Against the backdrop of a military dictatorship, Eugenia is reunited with her estranged family following her father’s stroke and is forced to confront dark secrets, in Pablo Trapero’s highly anticipated follow-up to 2015’s The Clan.
Argentine auteur Pablo Trapero follows up his international sensation The Clan (TIFF '15) with an equally bewitching but very different breed of family drama. Featuring Trapero regular (and spouse) Martina Gusman, Oscar nominee Bérénice Bejo (The Artist) and Golden Globe nominee Edgar Ramírez (Carlos), La Quietud invites us to a family gathering that will prove to be anything but tranquil.
Sisters Mia (Gusman) and Eugenia (Bejo) have spent much of their adult lives living on different continents, yet they retain a rare, almost disconcerting, intimacy. When their father suffers a stroke and slips into a coma, Eugenia leaves her Paris home and returns to La Quietud, the family finca in rural Argentina where Mia still resides with their mother, Esmeralda (La Ciénaga's inimitable Graciela Borges).
The alarm caused by their father's affliction is alleviated by the announcement that Eugenia is pregnant, yet tensions shadow the reunion nonetheless. Mia and Esmeralda get into heated arguments over seemingly petty matters, family business matters demand attention, and both sisters re-entangle themselves in dormant love affairs. The façade of quietude won't be sustained.

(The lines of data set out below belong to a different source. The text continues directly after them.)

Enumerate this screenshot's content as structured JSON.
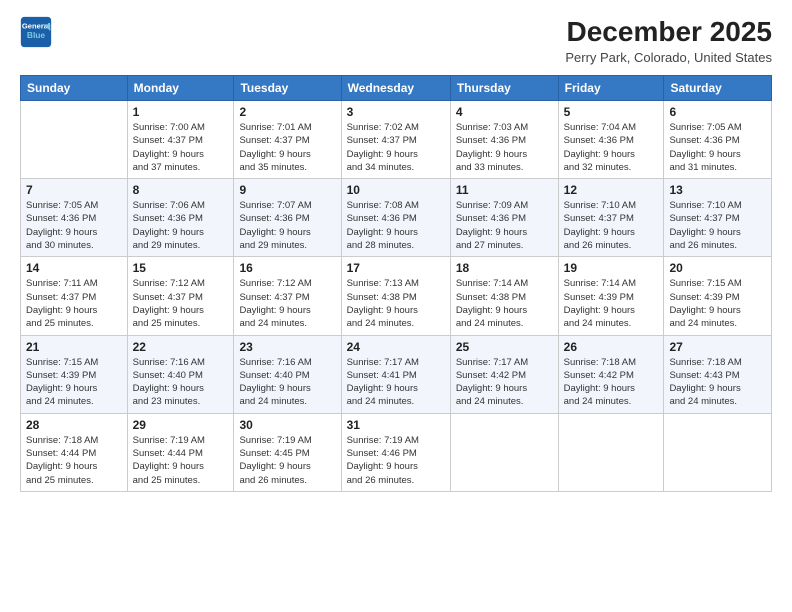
{
  "logo": {
    "general": "General",
    "blue": "Blue"
  },
  "header": {
    "title": "December 2025",
    "subtitle": "Perry Park, Colorado, United States"
  },
  "weekdays": [
    "Sunday",
    "Monday",
    "Tuesday",
    "Wednesday",
    "Thursday",
    "Friday",
    "Saturday"
  ],
  "weeks": [
    [
      {
        "day": "",
        "info": ""
      },
      {
        "day": "1",
        "info": "Sunrise: 7:00 AM\nSunset: 4:37 PM\nDaylight: 9 hours\nand 37 minutes."
      },
      {
        "day": "2",
        "info": "Sunrise: 7:01 AM\nSunset: 4:37 PM\nDaylight: 9 hours\nand 35 minutes."
      },
      {
        "day": "3",
        "info": "Sunrise: 7:02 AM\nSunset: 4:37 PM\nDaylight: 9 hours\nand 34 minutes."
      },
      {
        "day": "4",
        "info": "Sunrise: 7:03 AM\nSunset: 4:36 PM\nDaylight: 9 hours\nand 33 minutes."
      },
      {
        "day": "5",
        "info": "Sunrise: 7:04 AM\nSunset: 4:36 PM\nDaylight: 9 hours\nand 32 minutes."
      },
      {
        "day": "6",
        "info": "Sunrise: 7:05 AM\nSunset: 4:36 PM\nDaylight: 9 hours\nand 31 minutes."
      }
    ],
    [
      {
        "day": "7",
        "info": "Sunrise: 7:05 AM\nSunset: 4:36 PM\nDaylight: 9 hours\nand 30 minutes."
      },
      {
        "day": "8",
        "info": "Sunrise: 7:06 AM\nSunset: 4:36 PM\nDaylight: 9 hours\nand 29 minutes."
      },
      {
        "day": "9",
        "info": "Sunrise: 7:07 AM\nSunset: 4:36 PM\nDaylight: 9 hours\nand 29 minutes."
      },
      {
        "day": "10",
        "info": "Sunrise: 7:08 AM\nSunset: 4:36 PM\nDaylight: 9 hours\nand 28 minutes."
      },
      {
        "day": "11",
        "info": "Sunrise: 7:09 AM\nSunset: 4:36 PM\nDaylight: 9 hours\nand 27 minutes."
      },
      {
        "day": "12",
        "info": "Sunrise: 7:10 AM\nSunset: 4:37 PM\nDaylight: 9 hours\nand 26 minutes."
      },
      {
        "day": "13",
        "info": "Sunrise: 7:10 AM\nSunset: 4:37 PM\nDaylight: 9 hours\nand 26 minutes."
      }
    ],
    [
      {
        "day": "14",
        "info": "Sunrise: 7:11 AM\nSunset: 4:37 PM\nDaylight: 9 hours\nand 25 minutes."
      },
      {
        "day": "15",
        "info": "Sunrise: 7:12 AM\nSunset: 4:37 PM\nDaylight: 9 hours\nand 25 minutes."
      },
      {
        "day": "16",
        "info": "Sunrise: 7:12 AM\nSunset: 4:37 PM\nDaylight: 9 hours\nand 24 minutes."
      },
      {
        "day": "17",
        "info": "Sunrise: 7:13 AM\nSunset: 4:38 PM\nDaylight: 9 hours\nand 24 minutes."
      },
      {
        "day": "18",
        "info": "Sunrise: 7:14 AM\nSunset: 4:38 PM\nDaylight: 9 hours\nand 24 minutes."
      },
      {
        "day": "19",
        "info": "Sunrise: 7:14 AM\nSunset: 4:39 PM\nDaylight: 9 hours\nand 24 minutes."
      },
      {
        "day": "20",
        "info": "Sunrise: 7:15 AM\nSunset: 4:39 PM\nDaylight: 9 hours\nand 24 minutes."
      }
    ],
    [
      {
        "day": "21",
        "info": "Sunrise: 7:15 AM\nSunset: 4:39 PM\nDaylight: 9 hours\nand 24 minutes."
      },
      {
        "day": "22",
        "info": "Sunrise: 7:16 AM\nSunset: 4:40 PM\nDaylight: 9 hours\nand 23 minutes."
      },
      {
        "day": "23",
        "info": "Sunrise: 7:16 AM\nSunset: 4:40 PM\nDaylight: 9 hours\nand 24 minutes."
      },
      {
        "day": "24",
        "info": "Sunrise: 7:17 AM\nSunset: 4:41 PM\nDaylight: 9 hours\nand 24 minutes."
      },
      {
        "day": "25",
        "info": "Sunrise: 7:17 AM\nSunset: 4:42 PM\nDaylight: 9 hours\nand 24 minutes."
      },
      {
        "day": "26",
        "info": "Sunrise: 7:18 AM\nSunset: 4:42 PM\nDaylight: 9 hours\nand 24 minutes."
      },
      {
        "day": "27",
        "info": "Sunrise: 7:18 AM\nSunset: 4:43 PM\nDaylight: 9 hours\nand 24 minutes."
      }
    ],
    [
      {
        "day": "28",
        "info": "Sunrise: 7:18 AM\nSunset: 4:44 PM\nDaylight: 9 hours\nand 25 minutes."
      },
      {
        "day": "29",
        "info": "Sunrise: 7:19 AM\nSunset: 4:44 PM\nDaylight: 9 hours\nand 25 minutes."
      },
      {
        "day": "30",
        "info": "Sunrise: 7:19 AM\nSunset: 4:45 PM\nDaylight: 9 hours\nand 26 minutes."
      },
      {
        "day": "31",
        "info": "Sunrise: 7:19 AM\nSunset: 4:46 PM\nDaylight: 9 hours\nand 26 minutes."
      },
      {
        "day": "",
        "info": ""
      },
      {
        "day": "",
        "info": ""
      },
      {
        "day": "",
        "info": ""
      }
    ]
  ]
}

La Quietud chronicles a collision of old grievances and long-held secrets. Trapero's kinetic visual flair is in full effect, weaving elaborate camera choreography, arresting overhead shots, and revealing close-ups into a captivating whole. Above all, the film is a remarkable portrait of the sort of love that can only bloom between sisters. Mia and Eugenia see in each other a mirror reflecting all they possess, all they lack, and all they have to share.